═══ Input material ═══

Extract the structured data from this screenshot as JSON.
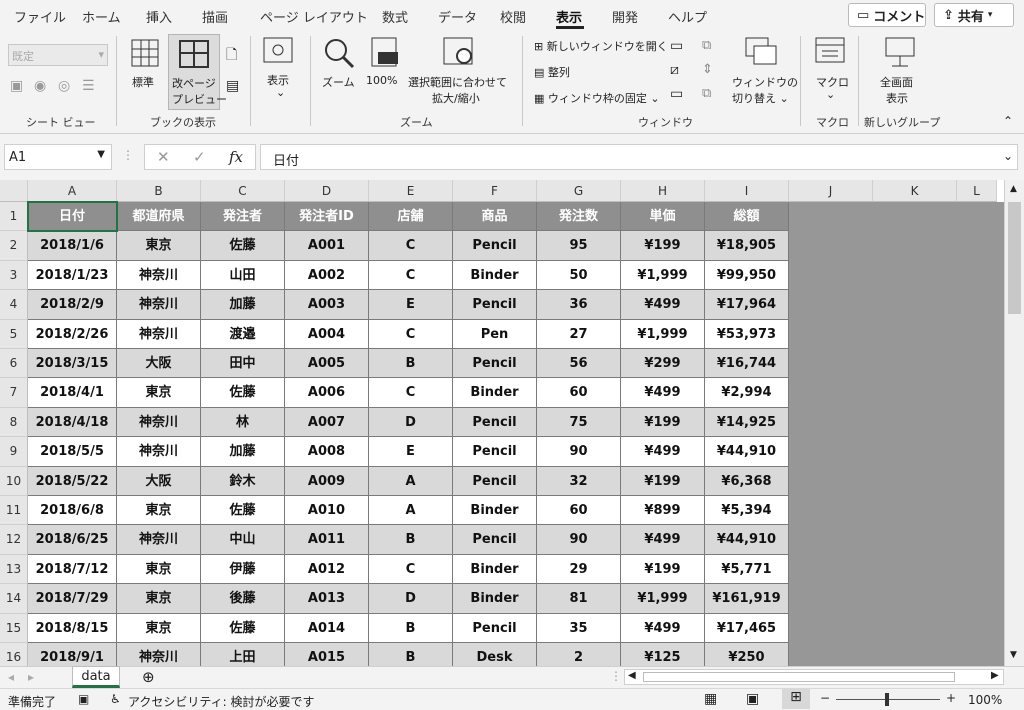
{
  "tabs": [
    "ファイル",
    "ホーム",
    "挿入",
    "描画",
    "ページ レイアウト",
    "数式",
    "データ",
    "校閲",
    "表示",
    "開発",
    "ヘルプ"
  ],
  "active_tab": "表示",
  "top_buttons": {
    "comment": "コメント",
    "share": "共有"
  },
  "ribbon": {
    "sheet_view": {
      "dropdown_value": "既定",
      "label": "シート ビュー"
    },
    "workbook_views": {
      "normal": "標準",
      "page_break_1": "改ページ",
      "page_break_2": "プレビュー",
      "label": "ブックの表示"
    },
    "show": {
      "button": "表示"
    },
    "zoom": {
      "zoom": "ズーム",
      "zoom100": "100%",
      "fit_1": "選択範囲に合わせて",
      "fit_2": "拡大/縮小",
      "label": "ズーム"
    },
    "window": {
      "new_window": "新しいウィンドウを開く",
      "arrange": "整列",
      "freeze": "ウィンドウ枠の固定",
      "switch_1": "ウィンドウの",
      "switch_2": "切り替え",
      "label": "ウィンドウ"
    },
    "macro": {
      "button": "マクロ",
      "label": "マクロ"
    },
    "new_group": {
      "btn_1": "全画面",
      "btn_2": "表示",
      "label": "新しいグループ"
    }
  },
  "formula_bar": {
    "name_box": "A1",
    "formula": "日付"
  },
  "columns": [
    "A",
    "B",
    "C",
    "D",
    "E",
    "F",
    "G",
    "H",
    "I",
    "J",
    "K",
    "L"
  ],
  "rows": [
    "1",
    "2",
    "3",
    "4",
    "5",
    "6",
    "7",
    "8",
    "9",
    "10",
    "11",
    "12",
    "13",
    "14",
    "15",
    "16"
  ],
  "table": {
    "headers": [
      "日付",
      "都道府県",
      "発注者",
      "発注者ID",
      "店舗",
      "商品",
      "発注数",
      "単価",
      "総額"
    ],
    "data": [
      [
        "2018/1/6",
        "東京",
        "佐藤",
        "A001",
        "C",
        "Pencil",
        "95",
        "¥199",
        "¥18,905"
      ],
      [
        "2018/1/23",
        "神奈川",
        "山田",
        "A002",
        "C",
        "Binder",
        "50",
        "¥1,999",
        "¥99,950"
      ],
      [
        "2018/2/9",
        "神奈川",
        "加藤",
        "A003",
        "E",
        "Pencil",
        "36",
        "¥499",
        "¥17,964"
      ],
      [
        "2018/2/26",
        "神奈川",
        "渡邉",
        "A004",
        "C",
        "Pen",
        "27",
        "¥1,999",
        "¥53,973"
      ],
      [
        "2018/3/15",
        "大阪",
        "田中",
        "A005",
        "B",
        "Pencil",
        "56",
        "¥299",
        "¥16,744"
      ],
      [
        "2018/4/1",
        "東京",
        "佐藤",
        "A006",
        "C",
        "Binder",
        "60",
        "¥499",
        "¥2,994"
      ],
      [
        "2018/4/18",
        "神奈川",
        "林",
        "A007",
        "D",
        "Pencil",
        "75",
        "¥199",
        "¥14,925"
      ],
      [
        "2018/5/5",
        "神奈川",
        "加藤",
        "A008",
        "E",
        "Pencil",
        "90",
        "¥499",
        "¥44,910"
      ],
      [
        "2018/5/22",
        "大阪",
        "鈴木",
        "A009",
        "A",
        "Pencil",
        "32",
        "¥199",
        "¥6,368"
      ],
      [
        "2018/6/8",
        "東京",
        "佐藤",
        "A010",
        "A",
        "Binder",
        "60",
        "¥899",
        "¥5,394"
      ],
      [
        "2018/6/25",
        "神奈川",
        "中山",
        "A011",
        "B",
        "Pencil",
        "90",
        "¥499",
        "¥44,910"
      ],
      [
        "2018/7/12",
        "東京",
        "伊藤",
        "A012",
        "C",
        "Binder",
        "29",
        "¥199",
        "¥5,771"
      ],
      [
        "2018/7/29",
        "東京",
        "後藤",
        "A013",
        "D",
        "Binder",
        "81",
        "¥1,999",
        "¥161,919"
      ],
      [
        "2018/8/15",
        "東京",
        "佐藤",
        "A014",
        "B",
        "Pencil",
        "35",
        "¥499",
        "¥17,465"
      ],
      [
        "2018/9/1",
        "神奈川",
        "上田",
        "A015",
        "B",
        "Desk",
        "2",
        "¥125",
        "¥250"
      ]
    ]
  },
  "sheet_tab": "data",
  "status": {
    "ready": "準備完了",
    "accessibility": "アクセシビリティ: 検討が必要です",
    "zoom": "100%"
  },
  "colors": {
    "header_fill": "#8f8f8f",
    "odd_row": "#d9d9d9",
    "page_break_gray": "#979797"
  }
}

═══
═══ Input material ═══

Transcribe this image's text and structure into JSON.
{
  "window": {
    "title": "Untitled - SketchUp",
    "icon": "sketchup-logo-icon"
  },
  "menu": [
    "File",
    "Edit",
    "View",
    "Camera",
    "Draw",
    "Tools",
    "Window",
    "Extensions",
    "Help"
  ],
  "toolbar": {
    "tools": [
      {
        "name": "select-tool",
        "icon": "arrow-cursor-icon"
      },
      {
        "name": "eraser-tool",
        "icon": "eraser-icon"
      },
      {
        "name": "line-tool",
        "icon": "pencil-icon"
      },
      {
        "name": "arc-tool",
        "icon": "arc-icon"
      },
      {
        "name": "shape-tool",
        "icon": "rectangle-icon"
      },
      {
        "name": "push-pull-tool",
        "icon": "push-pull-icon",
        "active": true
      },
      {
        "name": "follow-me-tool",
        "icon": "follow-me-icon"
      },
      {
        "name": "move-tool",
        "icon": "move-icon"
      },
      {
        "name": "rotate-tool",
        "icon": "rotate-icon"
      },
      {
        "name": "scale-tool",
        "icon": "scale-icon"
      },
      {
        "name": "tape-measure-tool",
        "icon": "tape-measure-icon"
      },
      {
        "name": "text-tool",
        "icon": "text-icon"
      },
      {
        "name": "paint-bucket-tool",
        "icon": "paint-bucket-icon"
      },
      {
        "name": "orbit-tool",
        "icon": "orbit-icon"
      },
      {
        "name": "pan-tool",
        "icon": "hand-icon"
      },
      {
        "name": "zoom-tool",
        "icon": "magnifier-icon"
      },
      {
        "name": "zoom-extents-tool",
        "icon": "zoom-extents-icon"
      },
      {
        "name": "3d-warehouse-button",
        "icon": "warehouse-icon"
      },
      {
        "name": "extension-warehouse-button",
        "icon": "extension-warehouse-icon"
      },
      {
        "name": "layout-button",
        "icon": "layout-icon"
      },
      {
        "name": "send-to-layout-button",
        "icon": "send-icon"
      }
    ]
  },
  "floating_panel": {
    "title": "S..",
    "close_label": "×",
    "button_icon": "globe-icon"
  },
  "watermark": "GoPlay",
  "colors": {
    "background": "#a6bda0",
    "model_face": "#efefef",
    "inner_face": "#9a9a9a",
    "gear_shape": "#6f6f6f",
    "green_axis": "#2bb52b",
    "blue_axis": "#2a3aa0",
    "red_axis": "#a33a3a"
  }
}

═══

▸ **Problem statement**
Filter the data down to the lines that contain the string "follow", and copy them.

▸ **Response area**
        "name": "follow-me-tool",
        "icon": "follow-me-icon"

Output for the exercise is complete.